Most of us are familiar with the starting systems in our cars. Electrical power is stored in a battery, and an alternator keeps the battery charged when the engine is running. Activating the car’s ignition switch creates a circuit that routes a surge of electrical power from the battery to a starter motor. There’s a little more to it, like solenoids, regulators, and such, but it’s a simple system that has remained relatively unchanged for decades.

The Coast Guard’s newest National Security Cutter, Munro, is 418 ft. long, and has a top speed in excess of 28 knots and a range of 12,000 nautical miles. Powered by a pair of 9,900-hp diesel engines and a 30,000-hp gas turbine engine, the Munro relies on non-electric starting systems to get it on the move.

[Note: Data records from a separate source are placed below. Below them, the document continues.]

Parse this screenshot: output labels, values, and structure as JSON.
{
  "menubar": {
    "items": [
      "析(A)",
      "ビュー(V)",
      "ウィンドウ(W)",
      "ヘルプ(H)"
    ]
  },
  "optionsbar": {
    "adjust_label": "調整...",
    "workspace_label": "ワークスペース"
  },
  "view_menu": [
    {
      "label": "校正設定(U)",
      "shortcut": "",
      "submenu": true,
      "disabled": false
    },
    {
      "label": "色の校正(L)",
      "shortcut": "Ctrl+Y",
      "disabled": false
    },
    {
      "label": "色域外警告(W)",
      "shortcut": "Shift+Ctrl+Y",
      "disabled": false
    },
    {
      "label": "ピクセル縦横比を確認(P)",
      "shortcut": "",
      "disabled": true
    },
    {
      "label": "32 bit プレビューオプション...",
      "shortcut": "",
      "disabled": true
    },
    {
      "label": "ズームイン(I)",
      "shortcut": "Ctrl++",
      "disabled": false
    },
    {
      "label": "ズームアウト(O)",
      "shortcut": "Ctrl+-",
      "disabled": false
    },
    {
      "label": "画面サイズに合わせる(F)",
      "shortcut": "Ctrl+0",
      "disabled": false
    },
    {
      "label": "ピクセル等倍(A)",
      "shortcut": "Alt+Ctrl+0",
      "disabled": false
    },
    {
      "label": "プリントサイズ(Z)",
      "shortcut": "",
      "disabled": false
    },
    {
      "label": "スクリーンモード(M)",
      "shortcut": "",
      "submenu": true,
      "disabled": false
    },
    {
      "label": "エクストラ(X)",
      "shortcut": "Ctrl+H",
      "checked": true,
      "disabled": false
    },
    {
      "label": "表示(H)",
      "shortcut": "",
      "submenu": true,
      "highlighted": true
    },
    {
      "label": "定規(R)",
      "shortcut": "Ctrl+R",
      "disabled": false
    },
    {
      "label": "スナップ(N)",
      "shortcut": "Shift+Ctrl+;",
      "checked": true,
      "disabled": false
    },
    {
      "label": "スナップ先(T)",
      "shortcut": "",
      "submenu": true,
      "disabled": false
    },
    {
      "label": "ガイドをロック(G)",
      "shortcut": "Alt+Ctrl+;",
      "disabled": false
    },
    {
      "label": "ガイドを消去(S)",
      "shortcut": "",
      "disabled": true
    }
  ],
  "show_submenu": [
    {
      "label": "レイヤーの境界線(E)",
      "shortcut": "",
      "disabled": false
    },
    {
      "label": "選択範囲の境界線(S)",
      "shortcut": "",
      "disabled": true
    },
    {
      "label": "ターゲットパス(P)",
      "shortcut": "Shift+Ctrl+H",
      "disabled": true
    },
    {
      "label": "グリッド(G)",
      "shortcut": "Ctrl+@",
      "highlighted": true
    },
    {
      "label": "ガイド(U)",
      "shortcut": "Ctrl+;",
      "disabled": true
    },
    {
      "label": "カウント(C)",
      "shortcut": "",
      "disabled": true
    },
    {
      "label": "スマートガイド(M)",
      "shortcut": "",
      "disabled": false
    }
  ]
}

Shortcomings of Electrics
But as simple as an electrical starting system is, several potential problems exist. Any of several contacts or connectors can corrode to prevent electrical power from reaching the starter motor. Extreme temperatures—hot or cold—can prevent the battery from providing enough power to start the engine. Plus, starter motors are designed only for intermittent duty. That’s because they’re expected to run for only a few seconds to start an engine. Once the engine is running, the starter motor may not be needed again for several minutes, hours, or days.

Malfunctions of the starting system in our personal vehicles are usually just an inconvenience. They may rob us of time or money, but they usually aren’t a major catastrophe. Starting problems in commercial vehicles can be more costly, but still can be dealt without any long-lasting effects. Not so with submarines, ships, marine equipment, and even mining and other land-based equipment.

The corrosive effects of marine environments make electrical starting systems less reliable. But perhaps more importantly, the electric motor and array of batteries needed to start an engine rated for thousands of hp would be impractical. No wonder, then, that the U.S. Navy, U.S. Coast Guard, and similar organizations use non-electric systems to prevent reliability problems.

Read more: For Starters, Look to Hydraulics